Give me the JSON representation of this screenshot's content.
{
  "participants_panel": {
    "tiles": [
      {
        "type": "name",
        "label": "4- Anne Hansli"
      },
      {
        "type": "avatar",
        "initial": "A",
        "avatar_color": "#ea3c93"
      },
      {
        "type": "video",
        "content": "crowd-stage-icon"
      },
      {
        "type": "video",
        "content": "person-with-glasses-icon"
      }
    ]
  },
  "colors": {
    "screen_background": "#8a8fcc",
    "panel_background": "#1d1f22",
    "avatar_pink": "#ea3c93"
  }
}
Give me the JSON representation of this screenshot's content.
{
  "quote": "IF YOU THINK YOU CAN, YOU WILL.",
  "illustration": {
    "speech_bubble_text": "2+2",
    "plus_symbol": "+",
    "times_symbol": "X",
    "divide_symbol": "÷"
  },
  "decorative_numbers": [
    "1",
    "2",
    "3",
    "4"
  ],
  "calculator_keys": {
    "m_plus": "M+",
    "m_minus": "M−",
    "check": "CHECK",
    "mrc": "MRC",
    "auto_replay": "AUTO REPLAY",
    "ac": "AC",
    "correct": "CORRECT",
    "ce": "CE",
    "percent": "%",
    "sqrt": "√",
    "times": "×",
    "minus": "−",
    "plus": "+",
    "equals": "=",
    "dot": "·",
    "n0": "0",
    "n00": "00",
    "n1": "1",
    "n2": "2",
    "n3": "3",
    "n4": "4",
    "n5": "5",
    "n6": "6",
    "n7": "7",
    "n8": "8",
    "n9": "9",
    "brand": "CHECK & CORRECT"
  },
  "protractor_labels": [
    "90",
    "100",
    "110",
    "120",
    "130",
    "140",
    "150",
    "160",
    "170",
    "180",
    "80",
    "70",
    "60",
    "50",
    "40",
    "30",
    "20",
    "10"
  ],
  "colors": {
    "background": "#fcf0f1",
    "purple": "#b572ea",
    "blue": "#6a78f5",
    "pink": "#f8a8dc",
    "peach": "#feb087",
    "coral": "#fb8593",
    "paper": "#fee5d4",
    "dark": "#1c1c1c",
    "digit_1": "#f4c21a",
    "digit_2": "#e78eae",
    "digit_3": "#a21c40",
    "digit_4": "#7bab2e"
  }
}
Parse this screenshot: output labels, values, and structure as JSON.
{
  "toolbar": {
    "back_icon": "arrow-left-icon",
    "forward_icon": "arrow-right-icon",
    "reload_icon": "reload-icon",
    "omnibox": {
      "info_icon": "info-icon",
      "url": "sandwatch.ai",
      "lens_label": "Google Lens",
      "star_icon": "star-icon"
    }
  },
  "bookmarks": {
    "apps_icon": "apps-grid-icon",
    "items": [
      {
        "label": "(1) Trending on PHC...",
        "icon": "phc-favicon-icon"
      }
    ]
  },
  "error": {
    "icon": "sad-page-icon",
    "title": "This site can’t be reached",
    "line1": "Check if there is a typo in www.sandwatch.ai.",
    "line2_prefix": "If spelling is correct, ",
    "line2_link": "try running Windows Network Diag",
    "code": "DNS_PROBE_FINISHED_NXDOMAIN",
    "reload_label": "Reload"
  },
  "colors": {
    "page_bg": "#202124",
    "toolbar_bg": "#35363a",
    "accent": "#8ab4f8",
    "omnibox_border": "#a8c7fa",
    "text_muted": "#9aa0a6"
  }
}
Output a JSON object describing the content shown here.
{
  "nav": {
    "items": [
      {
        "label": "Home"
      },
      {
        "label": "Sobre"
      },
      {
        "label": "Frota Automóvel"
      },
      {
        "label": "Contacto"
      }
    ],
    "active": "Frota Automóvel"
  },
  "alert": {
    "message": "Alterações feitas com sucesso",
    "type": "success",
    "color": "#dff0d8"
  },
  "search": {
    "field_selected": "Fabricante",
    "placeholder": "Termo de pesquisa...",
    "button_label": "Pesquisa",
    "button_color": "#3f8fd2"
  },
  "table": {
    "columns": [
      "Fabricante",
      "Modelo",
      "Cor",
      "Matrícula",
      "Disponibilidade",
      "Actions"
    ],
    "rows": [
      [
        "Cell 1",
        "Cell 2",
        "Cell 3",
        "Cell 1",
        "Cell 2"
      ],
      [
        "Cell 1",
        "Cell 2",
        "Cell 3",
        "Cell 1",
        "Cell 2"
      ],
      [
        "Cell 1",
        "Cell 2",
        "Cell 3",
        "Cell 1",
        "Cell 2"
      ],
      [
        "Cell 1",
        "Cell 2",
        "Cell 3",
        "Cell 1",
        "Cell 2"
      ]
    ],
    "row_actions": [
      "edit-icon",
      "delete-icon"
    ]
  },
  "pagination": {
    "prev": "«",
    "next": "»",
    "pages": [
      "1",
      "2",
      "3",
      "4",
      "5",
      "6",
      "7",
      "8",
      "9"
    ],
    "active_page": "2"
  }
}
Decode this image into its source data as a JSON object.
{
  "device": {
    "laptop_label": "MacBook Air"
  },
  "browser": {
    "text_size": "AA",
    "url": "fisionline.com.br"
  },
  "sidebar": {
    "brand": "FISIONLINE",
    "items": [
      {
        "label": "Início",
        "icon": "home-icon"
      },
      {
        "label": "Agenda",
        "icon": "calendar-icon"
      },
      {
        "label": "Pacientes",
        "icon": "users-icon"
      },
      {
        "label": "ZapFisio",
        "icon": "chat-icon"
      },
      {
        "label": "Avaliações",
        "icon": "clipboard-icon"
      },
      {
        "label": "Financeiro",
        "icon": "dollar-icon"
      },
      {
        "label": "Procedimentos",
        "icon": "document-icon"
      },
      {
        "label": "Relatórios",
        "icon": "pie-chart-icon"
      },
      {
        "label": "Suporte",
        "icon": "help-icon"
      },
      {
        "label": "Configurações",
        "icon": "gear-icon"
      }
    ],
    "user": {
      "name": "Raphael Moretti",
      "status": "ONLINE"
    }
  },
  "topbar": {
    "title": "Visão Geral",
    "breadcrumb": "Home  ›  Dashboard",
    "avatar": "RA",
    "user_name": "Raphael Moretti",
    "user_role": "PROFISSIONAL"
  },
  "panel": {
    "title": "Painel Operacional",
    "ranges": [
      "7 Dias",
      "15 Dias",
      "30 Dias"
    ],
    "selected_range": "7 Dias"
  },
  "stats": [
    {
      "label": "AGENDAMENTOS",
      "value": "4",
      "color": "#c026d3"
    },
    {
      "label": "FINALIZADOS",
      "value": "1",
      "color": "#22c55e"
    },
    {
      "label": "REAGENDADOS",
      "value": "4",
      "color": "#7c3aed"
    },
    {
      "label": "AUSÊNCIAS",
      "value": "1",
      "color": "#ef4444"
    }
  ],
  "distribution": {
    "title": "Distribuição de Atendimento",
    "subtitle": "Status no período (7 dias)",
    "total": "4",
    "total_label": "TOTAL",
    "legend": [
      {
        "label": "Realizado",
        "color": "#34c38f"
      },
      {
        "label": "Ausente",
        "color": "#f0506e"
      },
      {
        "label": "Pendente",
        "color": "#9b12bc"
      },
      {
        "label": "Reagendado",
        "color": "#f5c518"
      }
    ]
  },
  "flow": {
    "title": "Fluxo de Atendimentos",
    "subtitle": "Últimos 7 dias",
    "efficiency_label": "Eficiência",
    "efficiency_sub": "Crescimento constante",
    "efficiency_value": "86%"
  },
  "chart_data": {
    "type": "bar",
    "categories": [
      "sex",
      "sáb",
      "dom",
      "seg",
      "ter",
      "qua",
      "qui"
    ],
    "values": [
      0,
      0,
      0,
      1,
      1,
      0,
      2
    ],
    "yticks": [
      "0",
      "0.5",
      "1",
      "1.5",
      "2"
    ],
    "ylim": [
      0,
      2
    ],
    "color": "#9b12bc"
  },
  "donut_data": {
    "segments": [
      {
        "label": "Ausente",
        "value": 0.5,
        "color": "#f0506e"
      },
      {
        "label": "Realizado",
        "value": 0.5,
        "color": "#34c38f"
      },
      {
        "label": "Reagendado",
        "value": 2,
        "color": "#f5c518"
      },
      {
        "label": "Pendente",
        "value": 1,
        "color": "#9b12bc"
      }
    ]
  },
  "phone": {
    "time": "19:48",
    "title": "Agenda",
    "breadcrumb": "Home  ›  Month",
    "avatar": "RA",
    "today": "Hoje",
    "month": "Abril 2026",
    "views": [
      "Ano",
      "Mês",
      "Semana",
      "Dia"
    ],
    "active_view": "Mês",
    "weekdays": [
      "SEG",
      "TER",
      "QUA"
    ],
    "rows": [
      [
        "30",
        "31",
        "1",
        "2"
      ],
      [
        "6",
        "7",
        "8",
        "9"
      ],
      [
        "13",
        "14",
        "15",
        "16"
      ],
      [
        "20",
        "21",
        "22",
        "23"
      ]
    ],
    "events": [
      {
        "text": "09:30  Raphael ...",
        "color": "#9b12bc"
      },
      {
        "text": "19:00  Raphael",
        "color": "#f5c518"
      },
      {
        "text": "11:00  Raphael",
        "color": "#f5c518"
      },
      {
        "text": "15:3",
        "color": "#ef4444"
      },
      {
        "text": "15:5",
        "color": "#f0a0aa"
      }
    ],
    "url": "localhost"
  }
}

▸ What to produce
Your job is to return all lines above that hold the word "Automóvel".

▸ Exercise answer
        "label": "Frota Automóvel"
    "active": "Frota Automóvel"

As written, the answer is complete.